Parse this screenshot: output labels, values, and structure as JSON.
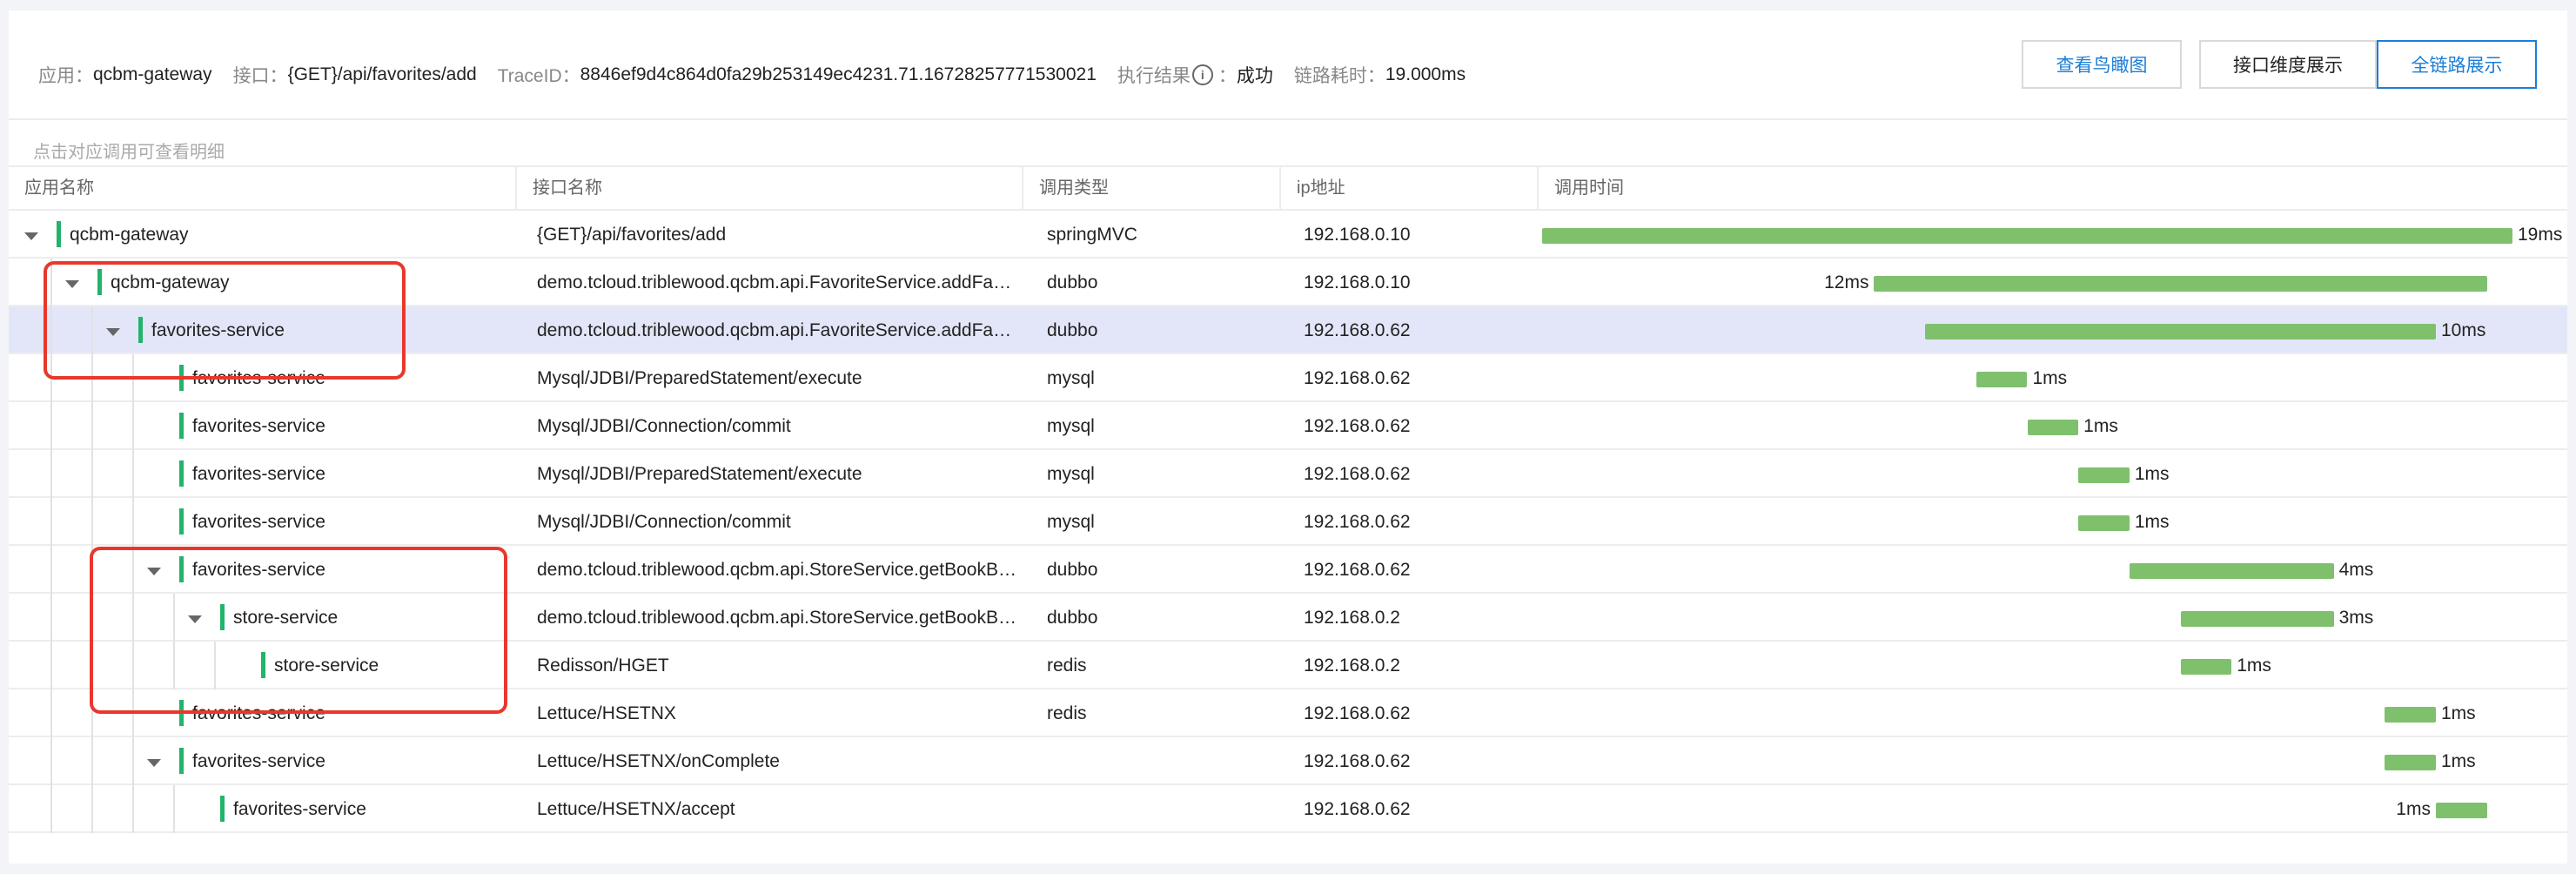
{
  "header": {
    "app_label": "应用：",
    "app_value": "qcbm-gateway",
    "iface_label": "接口：",
    "iface_value": "{GET}/api/favorites/add",
    "trace_label": "TraceID：",
    "trace_value": "8846ef9d4c864d0fa29b253149ec4231.71.16728257771530021",
    "result_label": "执行结果",
    "result_icon": "info-icon",
    "result_value": "成功",
    "duration_label": "链路耗时：",
    "duration_value": "19.000ms",
    "buttons": {
      "birdseye": "查看鸟瞰图",
      "interface_view": "接口维度展示",
      "full_chain": "全链路展示"
    },
    "active_button_color": "#1c7ed6"
  },
  "hint": "点击对应调用可查看明细",
  "columns": [
    "应用名称",
    "接口名称",
    "调用类型",
    "ip地址",
    "调用时间"
  ],
  "colors": {
    "bar": "#7fc06d",
    "app_marker": "#23b36b",
    "selected_row": "#e3e6f8",
    "highlight_box": "#e8382c"
  },
  "total_ms": 19,
  "rows": [
    {
      "depth": 0,
      "expand": true,
      "app": "qcbm-gateway",
      "iface": "{GET}/api/favorites/add",
      "type": "springMVC",
      "ip": "192.168.0.10",
      "start_ms": 0,
      "dur_ms": 19,
      "label": "19ms",
      "label_side": "right",
      "selected": false
    },
    {
      "depth": 1,
      "expand": true,
      "app": "qcbm-gateway",
      "iface": "demo.tcloud.triblewood.qcbm.api.FavoriteService.addFavorite",
      "type": "dubbo",
      "ip": "192.168.0.10",
      "start_ms": 6.5,
      "dur_ms": 12,
      "label": "12ms",
      "label_side": "left",
      "selected": false
    },
    {
      "depth": 2,
      "expand": true,
      "app": "favorites-service",
      "iface": "demo.tcloud.triblewood.qcbm.api.FavoriteService.addFavorite",
      "type": "dubbo",
      "ip": "192.168.0.62",
      "start_ms": 7.5,
      "dur_ms": 10,
      "label": "10ms",
      "label_side": "right",
      "selected": true
    },
    {
      "depth": 3,
      "expand": false,
      "app": "favorites-service",
      "iface": "Mysql/JDBI/PreparedStatement/execute",
      "type": "mysql",
      "ip": "192.168.0.62",
      "start_ms": 8.5,
      "dur_ms": 1,
      "label": "1ms",
      "label_side": "right",
      "selected": false
    },
    {
      "depth": 3,
      "expand": false,
      "app": "favorites-service",
      "iface": "Mysql/JDBI/Connection/commit",
      "type": "mysql",
      "ip": "192.168.0.62",
      "start_ms": 9.5,
      "dur_ms": 1,
      "label": "1ms",
      "label_side": "right",
      "selected": false
    },
    {
      "depth": 3,
      "expand": false,
      "app": "favorites-service",
      "iface": "Mysql/JDBI/PreparedStatement/execute",
      "type": "mysql",
      "ip": "192.168.0.62",
      "start_ms": 10.5,
      "dur_ms": 1,
      "label": "1ms",
      "label_side": "right",
      "selected": false
    },
    {
      "depth": 3,
      "expand": false,
      "app": "favorites-service",
      "iface": "Mysql/JDBI/Connection/commit",
      "type": "mysql",
      "ip": "192.168.0.62",
      "start_ms": 10.5,
      "dur_ms": 1,
      "label": "1ms",
      "label_side": "right",
      "selected": false
    },
    {
      "depth": 3,
      "expand": true,
      "app": "favorites-service",
      "iface": "demo.tcloud.triblewood.qcbm.api.StoreService.getBookById",
      "type": "dubbo",
      "ip": "192.168.0.62",
      "start_ms": 11.5,
      "dur_ms": 4,
      "label": "4ms",
      "label_side": "right",
      "selected": false
    },
    {
      "depth": 4,
      "expand": true,
      "app": "store-service",
      "iface": "demo.tcloud.triblewood.qcbm.api.StoreService.getBookById",
      "type": "dubbo",
      "ip": "192.168.0.2",
      "start_ms": 12.5,
      "dur_ms": 3,
      "label": "3ms",
      "label_side": "right",
      "selected": false
    },
    {
      "depth": 5,
      "expand": false,
      "app": "store-service",
      "iface": "Redisson/HGET",
      "type": "redis",
      "ip": "192.168.0.2",
      "start_ms": 12.5,
      "dur_ms": 1,
      "label": "1ms",
      "label_side": "right",
      "selected": false
    },
    {
      "depth": 3,
      "expand": false,
      "app": "favorites-service",
      "iface": "Lettuce/HSETNX",
      "type": "redis",
      "ip": "192.168.0.62",
      "start_ms": 16.5,
      "dur_ms": 1,
      "label": "1ms",
      "label_side": "right",
      "selected": false
    },
    {
      "depth": 3,
      "expand": true,
      "app": "favorites-service",
      "iface": "Lettuce/HSETNX/onComplete",
      "type": "",
      "ip": "192.168.0.62",
      "start_ms": 16.5,
      "dur_ms": 1,
      "label": "1ms",
      "label_side": "right",
      "selected": false
    },
    {
      "depth": 4,
      "expand": false,
      "app": "favorites-service",
      "iface": "Lettuce/HSETNX/accept",
      "type": "",
      "ip": "192.168.0.62",
      "start_ms": 17.5,
      "dur_ms": 1,
      "label": "1ms",
      "label_side": "left",
      "selected": false
    }
  ]
}
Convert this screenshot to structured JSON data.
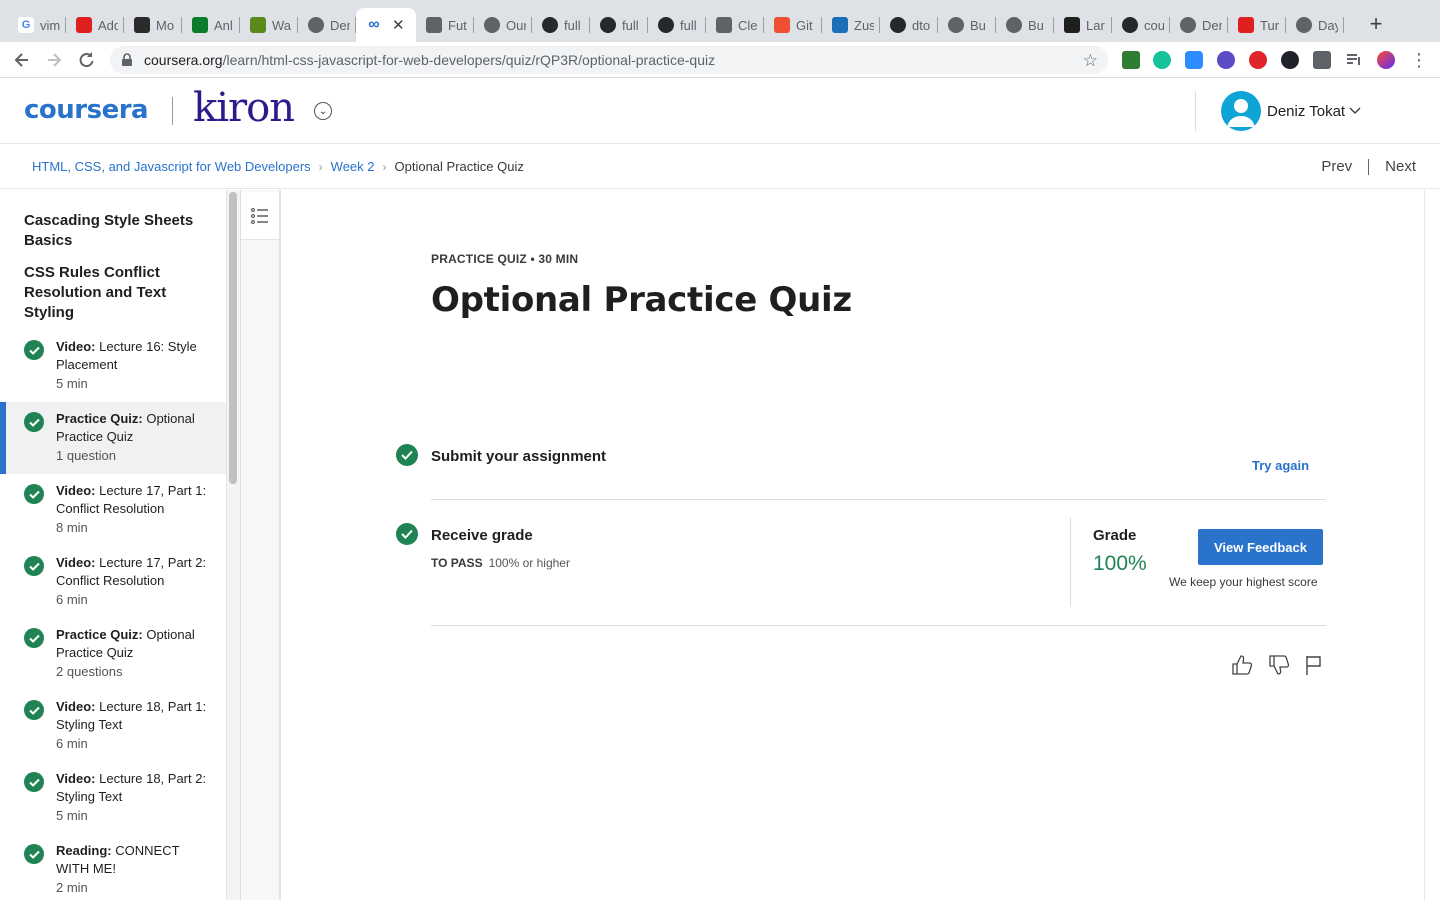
{
  "browser": {
    "tabs": [
      {
        "title": "vim",
        "favicon": "google-icon",
        "color": "#ffffff"
      },
      {
        "title": "Add",
        "favicon": "il-icon",
        "color": "#e02020"
      },
      {
        "title": "Mo",
        "favicon": "colorblocks-icon",
        "color": "#2b2b2b"
      },
      {
        "title": "Anl",
        "favicon": "u-icon",
        "color": "#0b7d2a"
      },
      {
        "title": "Wa",
        "favicon": "ru-icon",
        "color": "#5a8a1a"
      },
      {
        "title": "Der",
        "favicon": "globe-icon",
        "color": "#5f6368"
      },
      {
        "title": "",
        "favicon": "coursera-icon",
        "color": "#2a73cc",
        "active": true
      },
      {
        "title": "Fut",
        "favicon": "store-icon",
        "color": "#5f6368"
      },
      {
        "title": "Our",
        "favicon": "globe-icon",
        "color": "#5f6368"
      },
      {
        "title": "full",
        "favicon": "github-icon",
        "color": "#24292e"
      },
      {
        "title": "full",
        "favicon": "github-icon",
        "color": "#24292e"
      },
      {
        "title": "full",
        "favicon": "github-icon",
        "color": "#24292e"
      },
      {
        "title": "Cle",
        "favicon": "clean-icon",
        "color": "#5f6368"
      },
      {
        "title": "Git",
        "favicon": "git-icon",
        "color": "#f05032"
      },
      {
        "title": "Zus",
        "favicon": "zus-icon",
        "color": "#1b6fb8"
      },
      {
        "title": "dto",
        "favicon": "github-icon",
        "color": "#24292e"
      },
      {
        "title": "Bu",
        "favicon": "globe-icon",
        "color": "#5f6368"
      },
      {
        "title": "Bu",
        "favicon": "globe-icon",
        "color": "#5f6368"
      },
      {
        "title": "Lar",
        "favicon": "lt-icon",
        "color": "#1f1f1f"
      },
      {
        "title": "cou",
        "favicon": "github-icon",
        "color": "#24292e"
      },
      {
        "title": "Der",
        "favicon": "globe-icon",
        "color": "#5f6368"
      },
      {
        "title": "Tur",
        "favicon": "i-icon",
        "color": "#e02020"
      },
      {
        "title": "Day",
        "favicon": "globe-icon",
        "color": "#5f6368"
      }
    ],
    "url_host": "coursera.org",
    "url_path": "/learn/html-css-javascript-for-web-developers/quiz/rQP3R/optional-practice-quiz"
  },
  "header": {
    "brand": "coursera",
    "partner": "kiron",
    "user_name": "Deniz Tokat"
  },
  "breadcrumb": {
    "course": "HTML, CSS, and Javascript for Web Developers",
    "week": "Week 2",
    "current": "Optional Practice Quiz",
    "prev": "Prev",
    "next": "Next"
  },
  "sidebar": {
    "section_1": "Cascading Style Sheets Basics",
    "section_2": "CSS Rules Conflict Resolution and Text Styling",
    "items": [
      {
        "kind": "Video:",
        "title": "Lecture 16: Style Placement",
        "duration": "5 min"
      },
      {
        "kind": "Practice Quiz:",
        "title": "Optional Practice Quiz",
        "duration": "1 question",
        "active": true
      },
      {
        "kind": "Video:",
        "title": "Lecture 17, Part 1: Conflict Resolution",
        "duration": "8 min"
      },
      {
        "kind": "Video:",
        "title": "Lecture 17, Part 2: Conflict Resolution",
        "duration": "6 min"
      },
      {
        "kind": "Practice Quiz:",
        "title": "Optional Practice Quiz",
        "duration": "2 questions"
      },
      {
        "kind": "Video:",
        "title": "Lecture 18, Part 1: Styling Text",
        "duration": "6 min"
      },
      {
        "kind": "Video:",
        "title": "Lecture 18, Part 2: Styling Text",
        "duration": "5 min"
      },
      {
        "kind": "Reading:",
        "title": "CONNECT WITH ME!",
        "duration": "2 min"
      }
    ]
  },
  "main": {
    "eyebrow": "PRACTICE QUIZ • 30 MIN",
    "title": "Optional Practice Quiz",
    "submit_title": "Submit your assignment",
    "try_again": "Try again",
    "receive_title": "Receive grade",
    "to_pass_label": "TO PASS",
    "to_pass_value": "100% or higher",
    "grade_label": "Grade",
    "grade_value": "100%",
    "view_feedback": "View Feedback",
    "keep_note": "We keep your highest score"
  },
  "colors": {
    "accent": "#2a73cc",
    "success": "#1f8354",
    "kiron": "#2b1b8c"
  }
}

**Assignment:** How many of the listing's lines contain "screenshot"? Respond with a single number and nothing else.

**Solution to this task:** 2